smith

[ smith ]
/ smɪθ /
|

noun

a worker in metal.
a blacksmith.

verb (used with object)

to forge on an anvil; form by heating and pounding: to smith armor.

Origin of smith

before 900; (noun) Middle English, Old English; cognate with German Schmied, Old Norse smithr, Gothic -smitha; (v.) Middle English smithen, Old English smithian; cognate with Old Norse smitha, Gothic gasmithōn
Dictionary.com Unabridged Based on the Random House Unabridged Dictionary, © Random House, Inc. 2019

Examples from the Web for smithing

  • Freedom from smithing eliminates liability to failure at cranks, or other work which has been subject to fire.

    The Anatomy of Bridgework|William Henry Thorpe
  • A lump of smithing coal breaks easily, shows clean and even on all sides and should not break into layers.

  • He had removed all trace of the days smithing and fairly shone with cleanliness.

    The Snow-Burner|Henry Oyen

British Dictionary definitions for smithing (1 of 2)

smith

/ (smɪθ) /

noun

  1. a person who works in metal, esp one who shapes metal by hammering
  2. (in combination)a silversmith

Word Origin for smith

Old English; related to Old Norse smithr, Old High German smid, Middle Low German smīde jewellery, Greek smilē carving knife

British Dictionary definitions for smithing (2 of 2)

Smith

/ (smɪθ) /

noun

Collins English Dictionary - Complete & Unabridged 2012 Digital Edition © William Collins Sons & Co. Ltd. 1979, 1986 © HarperCollins Publishers 1998, 2000, 2003, 2005, 2006, 2007, 2009, 2012

Medicine definitions for smithing

Smith

[ smĭth ]
Hamilton Othanel Born 1931

American microbiologist. He shared a 1978 Nobel Prize for the discovery of restriction enzymes and their application to molecular genetics.
The American Heritage® Stedman's Medical Dictionary Copyright © 2002, 2001, 1995 by Houghton Mifflin Company. Published by Houghton Mifflin Company.

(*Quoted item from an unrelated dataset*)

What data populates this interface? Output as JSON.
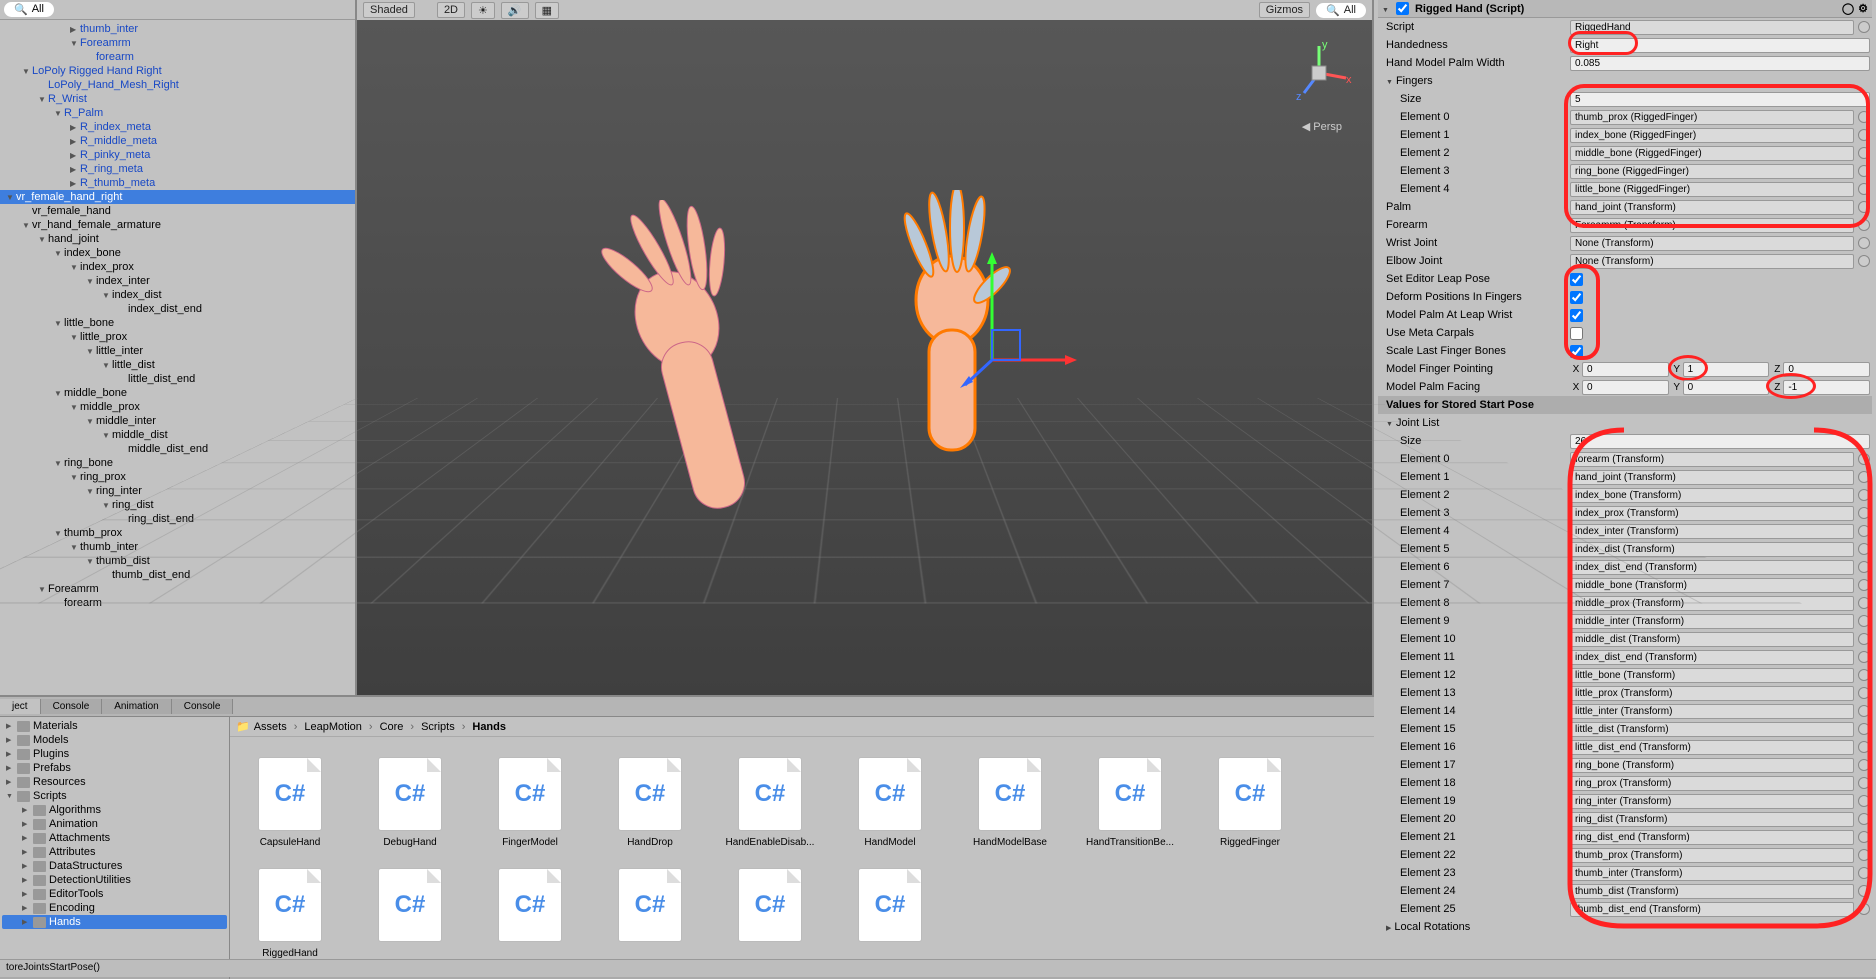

Science definitions for smithing

Smith

[ smĭth ]
Hamilton Othanel Born 1931

American microbiologist who isolated bacterial enzymes that could split genetic DNA into fragments large enough to retain genetic information but small enough to permit chemical analysis. The existence of these compounds (called restriction enzymes) was earlier predicted by Werner Arber, and their discovery revolutionized genetic engineering. For this work Smith shared the 1978 Nobel Prize for physiology or medicine with Arber and Daniel Nathans.
The American Heritage® Science Dictionary Copyright © 2011. Published by Houghton Mifflin Harcourt Publishing Company. All rights reserved.